**INFORMATION PROVIDED**:
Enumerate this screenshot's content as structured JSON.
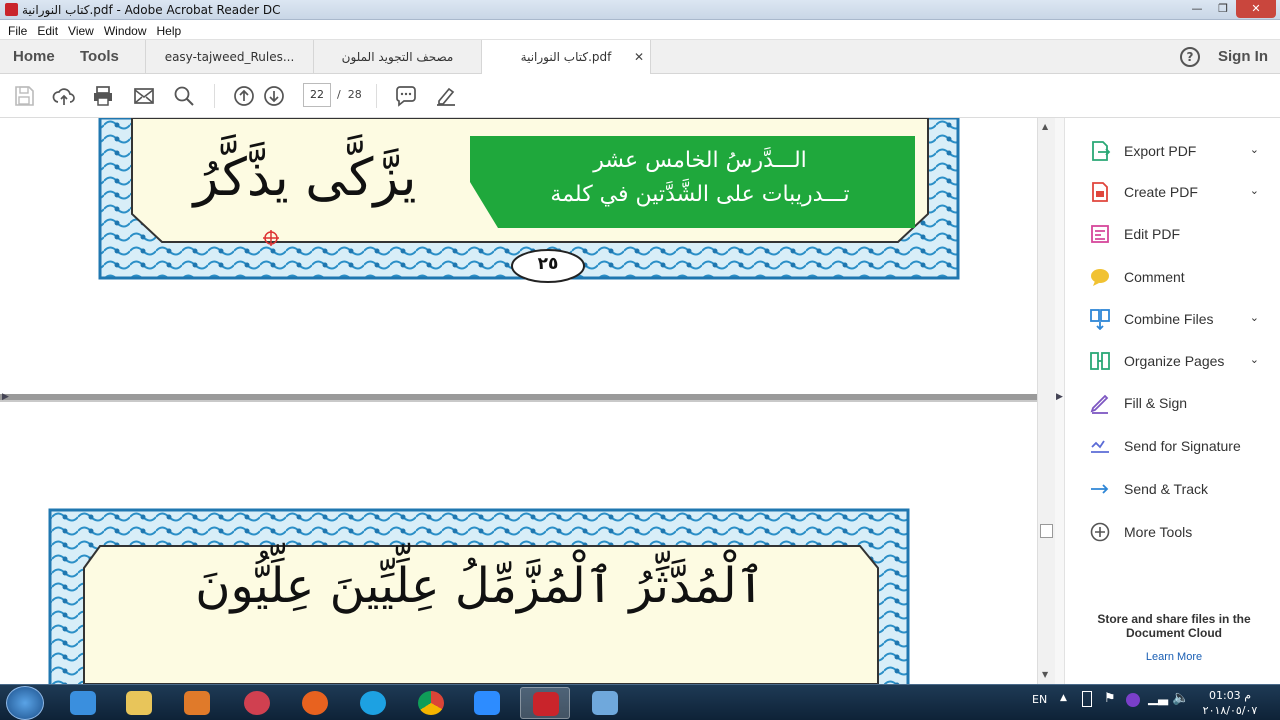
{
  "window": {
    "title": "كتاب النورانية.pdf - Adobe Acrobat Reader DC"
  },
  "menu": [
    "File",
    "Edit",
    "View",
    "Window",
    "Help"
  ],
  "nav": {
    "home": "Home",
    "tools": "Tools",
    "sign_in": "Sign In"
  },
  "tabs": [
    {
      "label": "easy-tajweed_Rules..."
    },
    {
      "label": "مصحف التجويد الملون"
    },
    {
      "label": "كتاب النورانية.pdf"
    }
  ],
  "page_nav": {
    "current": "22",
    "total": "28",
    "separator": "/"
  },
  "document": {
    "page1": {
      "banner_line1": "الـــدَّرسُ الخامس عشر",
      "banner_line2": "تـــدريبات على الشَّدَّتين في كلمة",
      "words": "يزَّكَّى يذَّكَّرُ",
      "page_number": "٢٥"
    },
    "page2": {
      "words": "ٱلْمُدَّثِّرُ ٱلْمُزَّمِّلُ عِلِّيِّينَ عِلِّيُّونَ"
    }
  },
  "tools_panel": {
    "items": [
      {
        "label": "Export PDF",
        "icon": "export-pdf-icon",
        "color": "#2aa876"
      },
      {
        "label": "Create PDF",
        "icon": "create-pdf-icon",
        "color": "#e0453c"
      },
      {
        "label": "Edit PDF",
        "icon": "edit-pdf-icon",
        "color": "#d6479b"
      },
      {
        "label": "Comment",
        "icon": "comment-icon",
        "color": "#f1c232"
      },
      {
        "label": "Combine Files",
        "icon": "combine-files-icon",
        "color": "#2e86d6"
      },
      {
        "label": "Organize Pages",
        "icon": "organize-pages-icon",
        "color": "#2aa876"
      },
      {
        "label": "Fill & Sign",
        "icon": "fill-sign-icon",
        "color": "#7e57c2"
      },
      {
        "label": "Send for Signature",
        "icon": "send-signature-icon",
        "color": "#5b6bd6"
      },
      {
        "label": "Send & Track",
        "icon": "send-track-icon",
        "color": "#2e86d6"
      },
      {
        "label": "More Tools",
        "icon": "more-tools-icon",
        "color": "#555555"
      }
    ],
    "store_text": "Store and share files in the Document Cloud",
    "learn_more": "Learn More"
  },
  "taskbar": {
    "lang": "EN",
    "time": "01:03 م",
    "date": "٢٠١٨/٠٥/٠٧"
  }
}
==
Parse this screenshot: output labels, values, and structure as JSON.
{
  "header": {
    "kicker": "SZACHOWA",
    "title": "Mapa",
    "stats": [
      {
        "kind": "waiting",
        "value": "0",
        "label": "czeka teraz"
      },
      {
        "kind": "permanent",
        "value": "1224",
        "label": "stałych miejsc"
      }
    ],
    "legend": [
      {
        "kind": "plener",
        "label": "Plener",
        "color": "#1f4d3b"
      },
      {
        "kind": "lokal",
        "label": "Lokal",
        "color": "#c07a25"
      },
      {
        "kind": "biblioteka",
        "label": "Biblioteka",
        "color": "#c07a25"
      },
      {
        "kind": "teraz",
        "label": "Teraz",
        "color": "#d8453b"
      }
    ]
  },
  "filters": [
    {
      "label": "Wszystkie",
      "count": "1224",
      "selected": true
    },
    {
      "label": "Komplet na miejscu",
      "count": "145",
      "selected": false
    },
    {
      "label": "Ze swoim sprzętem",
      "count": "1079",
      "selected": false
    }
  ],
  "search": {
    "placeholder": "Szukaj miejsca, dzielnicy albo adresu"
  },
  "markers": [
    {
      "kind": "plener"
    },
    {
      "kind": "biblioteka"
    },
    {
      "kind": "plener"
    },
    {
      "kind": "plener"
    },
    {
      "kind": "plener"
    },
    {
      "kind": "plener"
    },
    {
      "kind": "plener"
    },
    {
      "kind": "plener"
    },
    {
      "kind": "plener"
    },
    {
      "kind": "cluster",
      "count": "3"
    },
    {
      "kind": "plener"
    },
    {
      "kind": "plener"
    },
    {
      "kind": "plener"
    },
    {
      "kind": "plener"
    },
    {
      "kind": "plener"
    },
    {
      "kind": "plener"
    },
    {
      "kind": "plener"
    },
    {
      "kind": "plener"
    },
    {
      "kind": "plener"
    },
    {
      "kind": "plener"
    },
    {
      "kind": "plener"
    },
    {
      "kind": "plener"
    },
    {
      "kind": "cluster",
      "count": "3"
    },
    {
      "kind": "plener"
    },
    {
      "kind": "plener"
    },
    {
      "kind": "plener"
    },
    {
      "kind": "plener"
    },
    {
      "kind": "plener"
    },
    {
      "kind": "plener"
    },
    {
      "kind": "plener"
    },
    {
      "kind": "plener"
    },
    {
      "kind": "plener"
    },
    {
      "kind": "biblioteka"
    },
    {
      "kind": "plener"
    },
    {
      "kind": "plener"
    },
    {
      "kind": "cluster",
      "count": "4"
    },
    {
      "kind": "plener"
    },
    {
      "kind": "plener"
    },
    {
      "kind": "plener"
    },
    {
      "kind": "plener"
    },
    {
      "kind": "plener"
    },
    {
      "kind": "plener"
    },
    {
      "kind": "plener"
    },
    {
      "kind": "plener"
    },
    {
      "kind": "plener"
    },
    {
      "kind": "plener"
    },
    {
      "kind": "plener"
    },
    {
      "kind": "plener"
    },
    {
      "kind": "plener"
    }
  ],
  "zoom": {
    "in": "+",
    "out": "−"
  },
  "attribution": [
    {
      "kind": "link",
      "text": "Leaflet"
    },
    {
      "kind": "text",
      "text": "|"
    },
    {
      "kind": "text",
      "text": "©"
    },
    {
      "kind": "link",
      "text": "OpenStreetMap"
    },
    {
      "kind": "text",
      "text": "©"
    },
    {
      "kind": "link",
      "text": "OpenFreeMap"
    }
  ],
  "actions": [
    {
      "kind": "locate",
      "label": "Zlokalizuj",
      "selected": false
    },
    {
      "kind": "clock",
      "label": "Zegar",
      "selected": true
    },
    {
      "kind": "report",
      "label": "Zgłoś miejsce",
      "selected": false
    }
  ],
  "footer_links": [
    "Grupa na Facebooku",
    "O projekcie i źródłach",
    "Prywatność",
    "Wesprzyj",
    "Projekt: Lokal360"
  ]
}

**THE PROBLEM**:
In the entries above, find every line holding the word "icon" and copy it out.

**SOLVED PROBLEM**:
        "icon": "export-pdf-icon",
        "icon": "create-pdf-icon",
        "icon": "edit-pdf-icon",
        "icon": "comment-icon",
        "icon": "combine-files-icon",
        "icon": "organize-pages-icon",
        "icon": "fill-sign-icon",
        "icon": "send-signature-icon",
        "icon": "send-track-icon",
        "icon": "more-tools-icon",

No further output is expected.